The next day was full on tourist day with Kristen. We went to De Negen Straatjes (aka the 9 streets) and walked and shopped around and had a great lunch and some stroopwafels. We only did a walk-by of Anne Frank’s house, and then did a mini Dutch beer crawl. Fun times, exactly what I wanted to do. I liked Arendsnest. One of my favorite things to do overseas is to check out what the grocery stores are like. Everything was so awesome and fresh, but they didn’t have any big market one-stop places like we do in the US. It’s more of a “go here for groceries, and then this place for wine, and this place for pharmacy.” We got some food and cooked at home.
Bonus Belgium – Antwerp
Since Kristen has all of Europe at her fingertips now, we took the opportunity to check a new city off the list and hop on the train and go to Antwerp. It was way neater than I exepcted it. A lot of old French-looking architecture. (I should take a class and learn how to describe this better). Very walkable. The Centraal Train Station is GORGEOUS and even if you’re not transiting through there, it’s worth a look! We had lunch at De Arme Duivel, which was recommended by a friend who is a local, and had some amazing food. Steak Tartare! Luckily, across the street there was a Ladurée, and if you don’t know about it, it’s kinda a big deal when it comes to French macarons. So good, if I was having children, I’d probably name my first born Ladurée.

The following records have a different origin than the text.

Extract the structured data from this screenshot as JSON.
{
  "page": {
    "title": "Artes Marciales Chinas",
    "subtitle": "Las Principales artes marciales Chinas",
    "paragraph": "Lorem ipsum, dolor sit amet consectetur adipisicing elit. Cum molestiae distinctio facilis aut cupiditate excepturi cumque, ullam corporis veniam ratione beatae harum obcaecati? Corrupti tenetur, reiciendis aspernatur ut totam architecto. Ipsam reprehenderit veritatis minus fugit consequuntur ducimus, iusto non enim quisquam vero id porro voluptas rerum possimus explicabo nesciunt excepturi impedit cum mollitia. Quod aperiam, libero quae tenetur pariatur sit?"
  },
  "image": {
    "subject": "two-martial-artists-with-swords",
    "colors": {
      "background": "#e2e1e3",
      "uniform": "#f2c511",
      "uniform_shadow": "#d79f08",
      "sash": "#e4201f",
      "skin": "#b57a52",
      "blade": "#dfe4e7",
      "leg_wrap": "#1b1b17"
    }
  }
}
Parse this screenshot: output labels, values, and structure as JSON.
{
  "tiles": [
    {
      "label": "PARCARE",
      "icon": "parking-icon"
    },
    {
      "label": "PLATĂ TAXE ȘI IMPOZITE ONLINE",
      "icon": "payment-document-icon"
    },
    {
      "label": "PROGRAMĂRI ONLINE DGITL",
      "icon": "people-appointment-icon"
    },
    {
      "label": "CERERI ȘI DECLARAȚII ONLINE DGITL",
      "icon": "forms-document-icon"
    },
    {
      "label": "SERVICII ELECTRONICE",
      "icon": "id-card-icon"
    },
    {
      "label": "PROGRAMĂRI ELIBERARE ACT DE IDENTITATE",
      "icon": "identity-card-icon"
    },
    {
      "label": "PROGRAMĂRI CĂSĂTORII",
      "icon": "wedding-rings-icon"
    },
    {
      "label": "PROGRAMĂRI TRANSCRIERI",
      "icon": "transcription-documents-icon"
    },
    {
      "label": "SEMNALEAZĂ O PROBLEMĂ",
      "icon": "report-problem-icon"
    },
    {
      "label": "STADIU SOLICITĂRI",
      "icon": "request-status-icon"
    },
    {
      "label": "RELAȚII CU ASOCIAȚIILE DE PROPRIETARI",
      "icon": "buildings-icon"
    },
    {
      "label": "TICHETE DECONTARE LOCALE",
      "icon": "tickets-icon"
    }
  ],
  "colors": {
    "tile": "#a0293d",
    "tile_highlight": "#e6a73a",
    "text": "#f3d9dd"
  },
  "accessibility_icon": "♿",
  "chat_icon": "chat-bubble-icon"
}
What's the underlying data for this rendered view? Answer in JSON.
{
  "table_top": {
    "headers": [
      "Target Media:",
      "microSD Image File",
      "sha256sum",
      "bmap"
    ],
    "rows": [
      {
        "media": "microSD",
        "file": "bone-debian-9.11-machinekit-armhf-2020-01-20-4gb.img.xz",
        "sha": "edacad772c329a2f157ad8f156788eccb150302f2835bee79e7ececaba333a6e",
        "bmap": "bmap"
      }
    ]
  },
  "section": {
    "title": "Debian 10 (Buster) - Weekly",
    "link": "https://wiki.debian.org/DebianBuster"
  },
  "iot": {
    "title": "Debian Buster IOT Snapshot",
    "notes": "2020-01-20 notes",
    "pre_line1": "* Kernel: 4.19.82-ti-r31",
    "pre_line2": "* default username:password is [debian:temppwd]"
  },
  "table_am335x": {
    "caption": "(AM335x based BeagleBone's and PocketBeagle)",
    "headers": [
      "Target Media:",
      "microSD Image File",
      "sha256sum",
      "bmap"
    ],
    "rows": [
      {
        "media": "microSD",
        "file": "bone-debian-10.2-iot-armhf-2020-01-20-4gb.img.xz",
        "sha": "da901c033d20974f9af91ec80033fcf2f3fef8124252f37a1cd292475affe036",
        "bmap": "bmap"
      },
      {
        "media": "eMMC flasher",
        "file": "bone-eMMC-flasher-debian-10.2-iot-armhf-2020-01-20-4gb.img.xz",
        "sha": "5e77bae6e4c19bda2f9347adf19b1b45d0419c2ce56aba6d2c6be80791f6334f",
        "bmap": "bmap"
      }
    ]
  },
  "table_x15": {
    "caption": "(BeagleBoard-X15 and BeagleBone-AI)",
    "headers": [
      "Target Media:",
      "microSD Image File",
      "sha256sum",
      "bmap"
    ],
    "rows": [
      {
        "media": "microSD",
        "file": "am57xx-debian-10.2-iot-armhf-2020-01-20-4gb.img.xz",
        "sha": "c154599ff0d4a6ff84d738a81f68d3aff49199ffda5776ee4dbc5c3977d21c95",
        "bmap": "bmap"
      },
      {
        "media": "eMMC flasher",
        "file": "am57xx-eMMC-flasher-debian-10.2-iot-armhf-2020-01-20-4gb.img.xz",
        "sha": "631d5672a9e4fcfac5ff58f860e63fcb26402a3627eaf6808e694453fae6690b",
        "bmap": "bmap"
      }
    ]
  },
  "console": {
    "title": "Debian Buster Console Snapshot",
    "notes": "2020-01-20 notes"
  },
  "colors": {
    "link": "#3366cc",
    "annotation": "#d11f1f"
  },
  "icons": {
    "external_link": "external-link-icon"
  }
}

We walked everything. Another tough day on my back. We walked to the river, and it was very lovely. Went to the MAS museum, which is a really neat building. You can go to the roof for free and get a great view of the city. The Grote Markt area with the OLV Cathedral and Brabo fountain and all the medieval streets around it were really neat. I’m a huge beer nerd, so we stopped in a convenience store type store and were able to buy a six-pack of Westvleteren (nicknamed “Westy,” pronounced West-flee-teren) consistently rated the #1 beer in the world, made by Trappist monks and not exported to the states) and some other goodies. We also got some Belgian chocolates to take back.
Speaking of beers, the #1 beer bar in the world is called Kulminator. They don’t open until 4pm (should have checked about that earlier) and they only take cash. Ran by an older couple that are adorable and so nice and have so much beer knowledge. It’s like you’re drinking in your grandparents living room and their basement is INSANE. We ordered a bunch of Westy, and the 2004 was so good it made me cry when I drank it. I’m not joking.
Back in Amsterdam…
For my last full day of the trip, I did some solo touristy stuff while Kristen hung out with the niecelet. I saw the palace, shopped around for souvenirs, and had lunch in the courtyard of a museum. It was a nice a peaceful place. Not sure of the name, but it was by the Amsterdam Dungeon. Stuff I didn’t do this trip but I want to do next time I visit: definitely a canal cruise, and maybe I’ll be in a more landmark/museumy kind of mood and I can check out the Frank house and Van Gogh museum. I definitely want to see the Red Light District and compare to Thailand.